M A I L  B O X


Living on a spoonful of water

THIS refers to Jushi Bakshi’s article "Living on a spoonful of water" (May 31). Come summer and the spectre of water famine looms large over the nation. Cities, towns and even rural tracts complain of dry taps, dry wells and dry hopes. Instant experts predict tougher days ahead, apart from dropping hints about desertification. "They are rubbish" says R.K. Sivappan, an authority on water technology. He says that the problem has not with water resources but with their management. The genesis of the problem lies in utter mismanagement of the precious commodity. If every drop of water that is drained or wasted is recycled, it is enough to irrigate a million hectacres of cultivable land. After preliminary treatment, drainage water can be used to recharge ground water (as happens in Los Angeles in the USA), pumped to industries for cooling purposes (as most western nations do) or diverted to farmers to raise crops (as Israel does) or pumped into rivers to pollute them dangerously as India does!

If this country stops destroying its rivers and poisoning ground water, it will also solve its drinking water problem.

VIJAY SHEEL JAIN, Ludhiana

 


II

The writer has pointed out well-known fact of water famine in near future. The reasons pointed out are various. One of the problem is unabated deforestation.

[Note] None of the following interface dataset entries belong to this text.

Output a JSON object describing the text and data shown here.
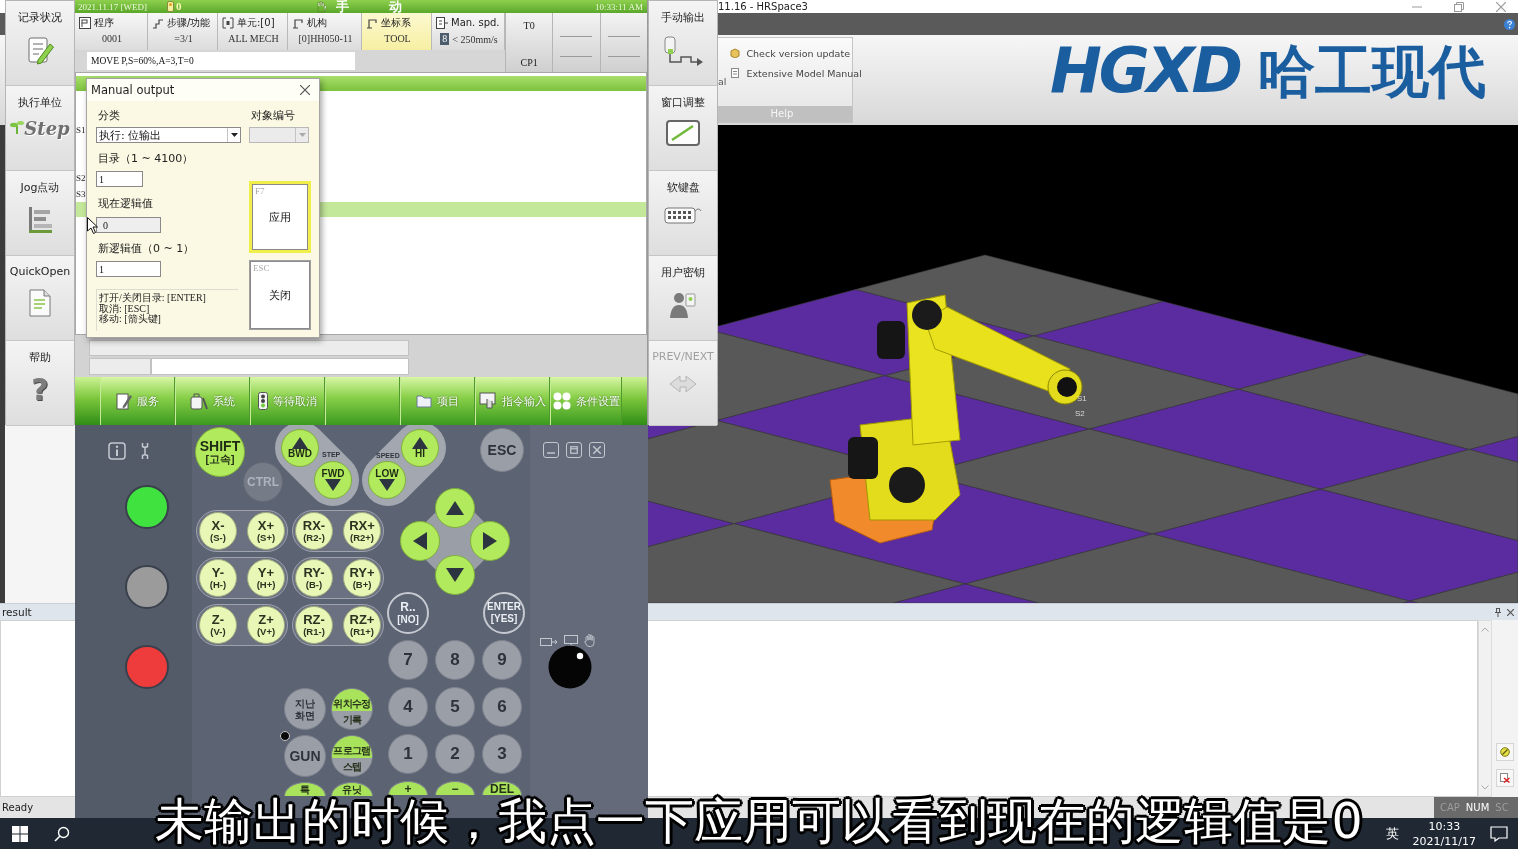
{
  "hrspace": {
    "title": "11.16 - HRSpace3",
    "ribbon": {
      "cut_label": "al",
      "items": [
        {
          "label": "Check version update"
        },
        {
          "label": "Extensive Model Manual"
        }
      ],
      "group": "Help"
    },
    "logo": {
      "mark": "HGXD",
      "name": "哈工现代"
    },
    "viewport": {
      "markers": [
        "S1",
        "S2"
      ]
    },
    "result": {
      "title": "result"
    },
    "status": {
      "text": "Ready",
      "indicators": [
        {
          "label": "CAP",
          "on": false
        },
        {
          "label": "NUM",
          "on": true
        },
        {
          "label": "SC",
          "on": false
        }
      ]
    }
  },
  "pendant": {
    "left_menu": [
      {
        "label": "记录状况"
      },
      {
        "label": "执行单位",
        "icon_text": "Step"
      },
      {
        "label": "Jog点动"
      },
      {
        "label": "QuickOpen"
      },
      {
        "label": "帮助",
        "icon_text": "?"
      }
    ],
    "status": {
      "date": "2021.11.17 [WED]",
      "counter": "0",
      "mode": [
        "手",
        "动"
      ],
      "time": "10:33:11 AM"
    },
    "info": [
      {
        "label": "程序",
        "value": "0001",
        "selected": false
      },
      {
        "label": "步骤/功能",
        "value": "=3/1",
        "selected": false
      },
      {
        "label": "单元:[0]",
        "value": "ALL MECH",
        "selected": false
      },
      {
        "label": "机构",
        "value": "[0]HH050-11",
        "selected": false
      },
      {
        "label": "坐标系",
        "value": "TOOL",
        "selected": true
      },
      {
        "label": "Man. spd.",
        "badge": "8",
        "value": "< 250mm/s",
        "selected": false
      }
    ],
    "tool": {
      "top": "T0",
      "bottom": "CP1"
    },
    "command": "MOVE P,S=60%,A=3,T=0",
    "program_rows": [
      {
        "label": "S1",
        "selected": false
      },
      {
        "label": "S2",
        "selected": false
      },
      {
        "label": "S3",
        "selected": false
      },
      {
        "selected": true
      }
    ],
    "function_keys": [
      {
        "kind": "key",
        "label": "服务"
      },
      {
        "kind": "key",
        "label": "系统"
      },
      {
        "kind": "key",
        "label": "等待取消"
      },
      {
        "kind": "blank"
      },
      {
        "kind": "key",
        "label": "项目"
      },
      {
        "kind": "key",
        "label": "指令输入"
      },
      {
        "kind": "key",
        "label": "条件设置"
      }
    ],
    "right_menu": [
      {
        "label": "手动输出",
        "disabled": false
      },
      {
        "label": "窗口调整",
        "disabled": false
      },
      {
        "label": "软键盘",
        "disabled": false
      },
      {
        "label": "用户密钥",
        "disabled": false
      },
      {
        "label": "PREV/NEXT",
        "disabled": true
      }
    ],
    "keypad": {
      "shift": {
        "label": "SHIFT",
        "sub": "[고속]"
      },
      "ctrl": "CTRL",
      "step": {
        "label": "STEP",
        "back": "BWD",
        "forward": "FWD"
      },
      "speed": {
        "label": "SPEED",
        "high": "HI",
        "low": "LOW"
      },
      "esc": "ESC",
      "jog_keys": [
        {
          "label": "X-",
          "sub": "(S-)"
        },
        {
          "label": "X+",
          "sub": "(S+)"
        },
        {
          "label": "RX-",
          "sub": "(R2-)"
        },
        {
          "label": "RX+",
          "sub": "(R2+)"
        },
        {
          "label": "Y-",
          "sub": "(H-)"
        },
        {
          "label": "Y+",
          "sub": "(H+)"
        },
        {
          "label": "RY-",
          "sub": "(B-)"
        },
        {
          "label": "RY+",
          "sub": "(B+)"
        },
        {
          "label": "Z-",
          "sub": "(V-)"
        },
        {
          "label": "Z+",
          "sub": "(V+)"
        },
        {
          "label": "RZ-",
          "sub": "(R1-)"
        },
        {
          "label": "RZ+",
          "sub": "(R1+)"
        }
      ],
      "confirm_keys": [
        {
          "label": "R..",
          "sub": "[NO]"
        },
        {
          "label": "ENTER",
          "sub": "[YES]"
        }
      ],
      "number_keys": [
        "7",
        "8",
        "9",
        "4",
        "5",
        "6",
        "1",
        "2",
        "3"
      ],
      "side_keys": [
        {
          "kind": "plain",
          "label": "지난",
          "sub": "화면",
          "lamp": false
        },
        {
          "kind": "split",
          "label": "위치수정",
          "sub": "기록",
          "lamp": false
        },
        {
          "kind": "plain",
          "label": "GUN",
          "lamp": true
        },
        {
          "kind": "split",
          "label": "프로그램",
          "sub": "스텝",
          "lamp": false
        },
        {
          "kind": "split",
          "label": "특",
          "lamp": false
        },
        {
          "kind": "split",
          "label": "유닛",
          "lamp": false
        }
      ],
      "edit_keys": [
        {
          "label": "+"
        },
        {
          "label": "−"
        },
        {
          "label": "DEL"
        }
      ],
      "lamps": [
        {
          "color": "#3fe23f"
        },
        {
          "color": "#9b9b9b"
        },
        {
          "color": "#ee3b3b"
        }
      ]
    }
  },
  "dialog": {
    "title": "Manual output",
    "category": {
      "label": "分类",
      "value": "执行: 位输出"
    },
    "target": {
      "label": "对象编号",
      "disabled": true
    },
    "index": {
      "label": "目录（1 ~ 4100）",
      "value": "1"
    },
    "current": {
      "label": "现在逻辑值",
      "value": "0",
      "disabled": true
    },
    "new_value": {
      "label": "新逻辑值（0 ~ 1）",
      "value": "1"
    },
    "help_lines": [
      "打开/关闭目录: [ENTER]",
      "取消: [ESC]",
      "移动: [箭头键]"
    ],
    "apply": {
      "key": "F7",
      "label": "应用",
      "focused": true
    },
    "close": {
      "key": "ESC",
      "label": "关闭",
      "focused": false
    }
  },
  "taskbar": {
    "input_method": "英",
    "time": "10:33",
    "date": "2021/11/17"
  },
  "subtitle": "未输出的时候，我点一下应用可以看到现在的逻辑值是0"
}
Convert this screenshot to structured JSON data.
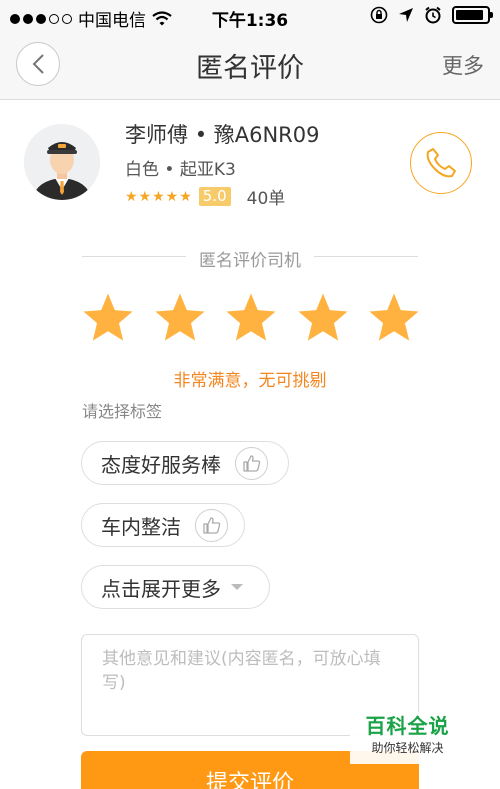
{
  "status_bar": {
    "carrier": "中国电信",
    "time": "下午1:36",
    "battery_level": 0.9
  },
  "nav": {
    "title": "匿名评价",
    "more_label": "更多"
  },
  "driver": {
    "name": "李师傅",
    "plate": "豫A6NR09",
    "color": "白色",
    "car_model": "起亚K3",
    "stars": "★★★★★",
    "score": "5.0",
    "orders": "40单"
  },
  "rating": {
    "section_label": "匿名评价司机",
    "star_count": 5,
    "selected_stars": 5,
    "star_color": "#ffb23f",
    "result_text": "非常满意，无可挑剔"
  },
  "tags": {
    "prompt": "请选择标签",
    "items": [
      {
        "label": "态度好服务棒"
      },
      {
        "label": "车内整洁"
      }
    ],
    "expand_label": "点击展开更多"
  },
  "comment": {
    "placeholder": "其他意见和建议(内容匿名，可放心填写)"
  },
  "submit": {
    "label": "提交评价"
  },
  "watermark": {
    "title": "百科全说",
    "subtitle": "助你轻松解决"
  },
  "colors": {
    "accent": "#ff9812",
    "star": "#ffb23f",
    "text_orange": "#f5861f"
  }
}
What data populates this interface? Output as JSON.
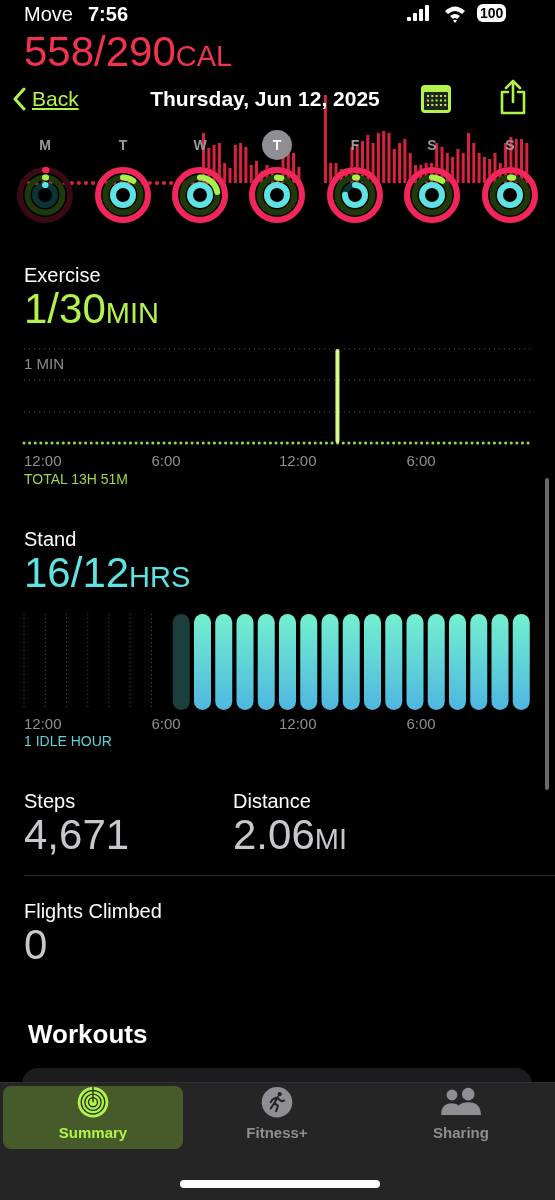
{
  "move": {
    "title": "Move",
    "value": "558/290",
    "unit": "CAL"
  },
  "status_bar": {
    "time": "7:56",
    "battery": "100"
  },
  "nav": {
    "back": "Back",
    "title": "Thursday, Jun 12, 2025"
  },
  "week": [
    {
      "label": "M",
      "selected": false
    },
    {
      "label": "T",
      "selected": false
    },
    {
      "label": "W",
      "selected": false
    },
    {
      "label": "T",
      "selected": true
    },
    {
      "label": "F",
      "selected": false
    },
    {
      "label": "S",
      "selected": false
    },
    {
      "label": "S",
      "selected": false
    }
  ],
  "exercise": {
    "title": "Exercise",
    "value": "1/30",
    "unit": "MIN",
    "y_label": "1 MIN",
    "axis": [
      "12:00",
      "6:00",
      "12:00",
      "6:00"
    ],
    "total": "TOTAL 13H 51M"
  },
  "stand": {
    "title": "Stand",
    "value": "16/12",
    "unit": "HRS",
    "hours": [
      {
        "kind": "empty"
      },
      {
        "kind": "empty"
      },
      {
        "kind": "empty"
      },
      {
        "kind": "empty"
      },
      {
        "kind": "empty"
      },
      {
        "kind": "empty"
      },
      {
        "kind": "empty"
      },
      {
        "kind": "idle"
      },
      {
        "kind": "stood"
      },
      {
        "kind": "stood"
      },
      {
        "kind": "stood"
      },
      {
        "kind": "stood"
      },
      {
        "kind": "stood"
      },
      {
        "kind": "stood"
      },
      {
        "kind": "stood"
      },
      {
        "kind": "stood"
      },
      {
        "kind": "stood"
      },
      {
        "kind": "stood"
      },
      {
        "kind": "stood"
      },
      {
        "kind": "stood"
      },
      {
        "kind": "stood"
      },
      {
        "kind": "stood"
      },
      {
        "kind": "stood"
      },
      {
        "kind": "stood"
      }
    ],
    "axis": [
      "12:00",
      "6:00",
      "12:00",
      "6:00"
    ],
    "summary": "1 IDLE HOUR"
  },
  "stats": [
    {
      "label": "Steps",
      "value": "4,671"
    },
    {
      "label": "Distance",
      "value": "2.06",
      "unit": "MI"
    },
    {
      "label": "Flights Climbed",
      "value": "0"
    }
  ],
  "workouts": {
    "title": "Workouts"
  },
  "tabs": [
    {
      "kind": "summary",
      "label": "Summary",
      "selected": true
    },
    {
      "kind": "fitness",
      "label": "Fitness+",
      "selected": false
    },
    {
      "kind": "sharing",
      "label": "Sharing",
      "selected": false
    }
  ]
}
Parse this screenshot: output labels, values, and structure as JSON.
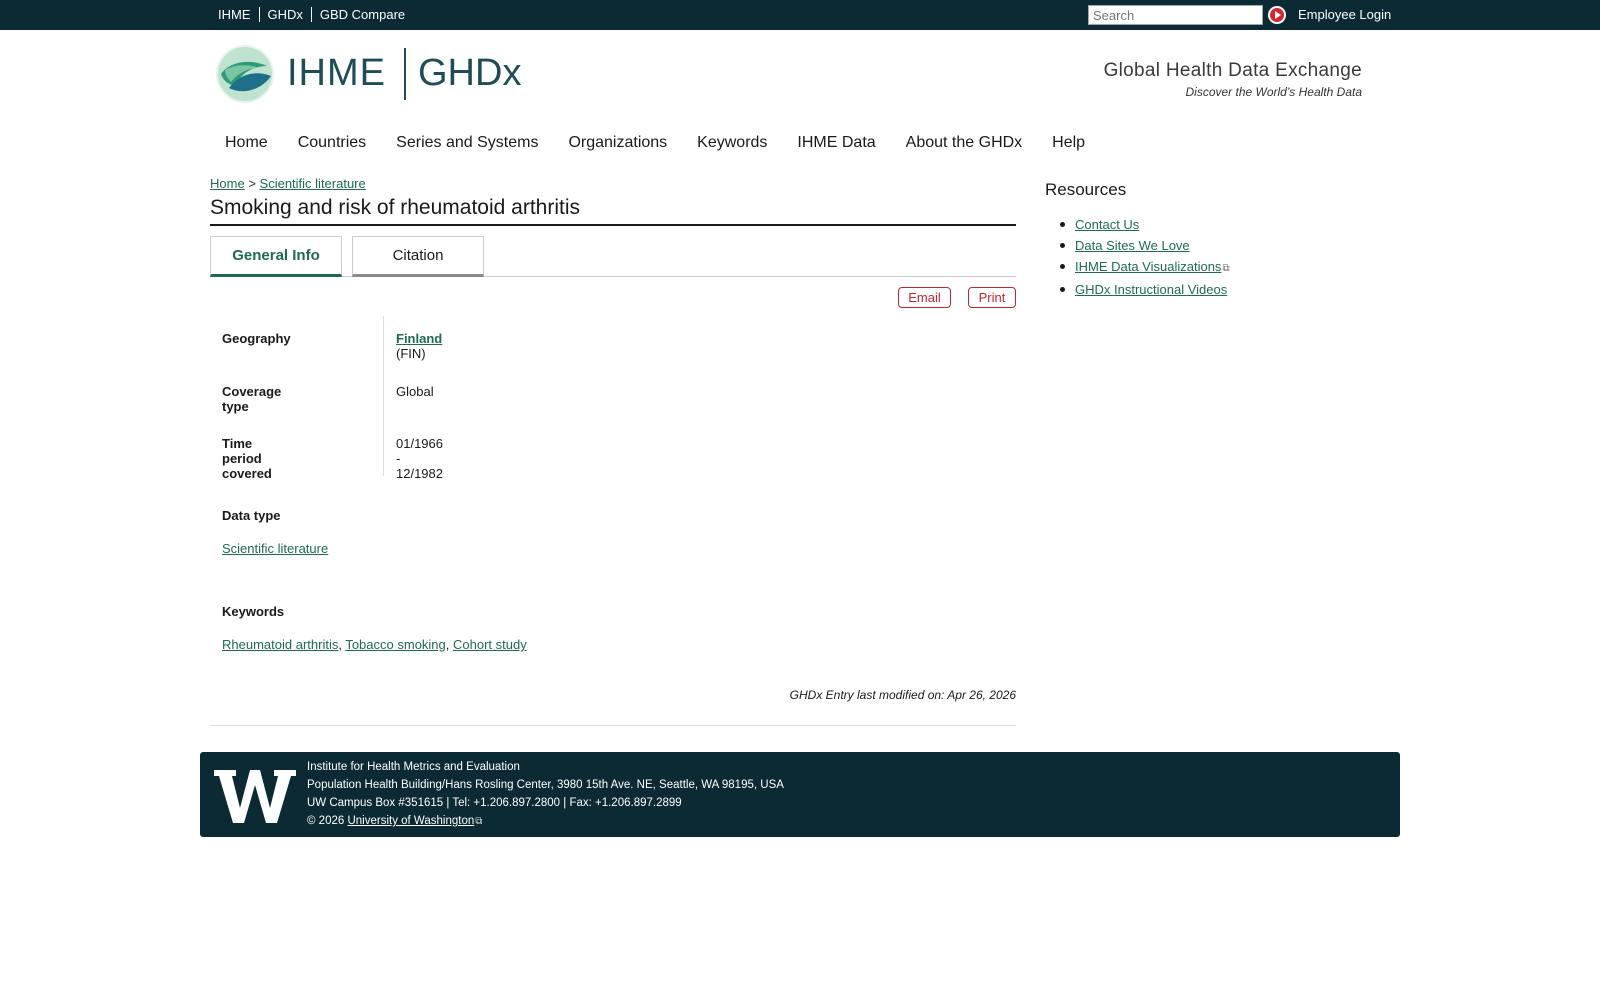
{
  "topbar": {
    "links": [
      "IHME",
      "GHDx",
      "GBD Compare"
    ],
    "search_placeholder": "Search",
    "employee_login": "Employee Login"
  },
  "header": {
    "logo_ihme": "IHME",
    "logo_ghdx": "GHDx",
    "tagline_title": "Global Health Data Exchange",
    "tagline_sub": "Discover the World’s Health Data"
  },
  "nav": {
    "items": [
      "Home",
      "Countries",
      "Series and Systems",
      "Organizations",
      "Keywords",
      "IHME Data",
      "About the GHDx",
      "Help"
    ]
  },
  "breadcrumb": {
    "home": "Home",
    "separator": ">",
    "current": "Scientific literature"
  },
  "page_title": "Smoking and risk of rheumatoid arthritis",
  "tabs": {
    "general": "General Info",
    "citation": "Citation"
  },
  "actions": {
    "email": "Email",
    "print": "Print"
  },
  "info": {
    "geography_label": "Geography",
    "geography_link": "Finland",
    "geography_code": "(FIN)",
    "coverage_label": "Coverage type",
    "coverage_value": "Global",
    "time_label": "Time period covered",
    "time_value": "01/1966 - 12/1982"
  },
  "data_type": {
    "label": "Data type",
    "value": "Scientific literature"
  },
  "keywords": {
    "label": "Keywords",
    "items": [
      "Rheumatoid arthritis",
      "Tobacco smoking",
      "Cohort study"
    ]
  },
  "modified": "GHDx Entry last modified on: Apr 26, 2026",
  "sidebar": {
    "title": "Resources",
    "items": [
      "Contact Us",
      "Data Sites We Love",
      "IHME Data Visualizations",
      "GHDx Instructional Videos"
    ]
  },
  "footer": {
    "line1": "Institute for Health Metrics and Evaluation",
    "line2": "Population Health Building/Hans Rosling Center, 3980 15th Ave. NE, Seattle, WA 98195, USA",
    "line3": "UW Campus Box #351615 | Tel: +1.206.897.2800 | Fax: +1.206.897.2899",
    "copyright": "© 2026",
    "uw_link": "University of Washington"
  },
  "colors": {
    "topbar_bg": "#0b2a33",
    "link_green": "#1e6b4e",
    "accent_red": "#c0272d"
  }
}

The water is being used to cleaning floors, clothes, and for building of new houses. And the worst is use of water for watering of kitchen gardens. Availability of inexpensive water has encouraged people to misuse water !

According to the WHO, water management in India should be privatised before a alarming situation arises.

People should be given monetary help for building underground tanks for harvesting rain water. They can also be educated to treat this water in such a way as it can be used during summers for bathing, washing, and watering kitchen gardens.

ASHOK SHARMA Hamirpur

Hullabaloo over conversions

This refers to Khushwant Singh’s article "The hullabaloo over conversions" (June 7). The writer has raised a very pertinent question about the conversion issue: Whose business is it besides that of the person who wants to convert to another faith?

Certainly, it is the business of the person concerned. They say all religions are equal. If it is really so, then why the hullabaloo over conversions?

In fact, conversions are less a change of faith and are more weapons of protest. In a country where the politics of democracy has reduced the religious communities to mere vote banks, the exploited or disgruntled people take to conversion to give a jolt to the powers-that-be. The ruling classes, therefore, say that conversions lead to social tensions.

If we want that this form of protest is not resorted to by the people, then the custodians of religion have to learn how to take care of all the people. If they have the audacity to justify the killings of five Dalits by saying that cow is more important than the lives of five human beings, then why should the Dalits continue to be a part of the Hindu society?

Religion must also be separated from politics.

As religion is a private matter, so is conversion. If a person really feels that he cannot get inspiration from the Vedas let him choose the Bible or the Koran or whatever else he likes. His right to have religion of his choice is an inalienable fundamental human right.

SURENDRA AJNAT Banga

This feature was published on June 28, 2003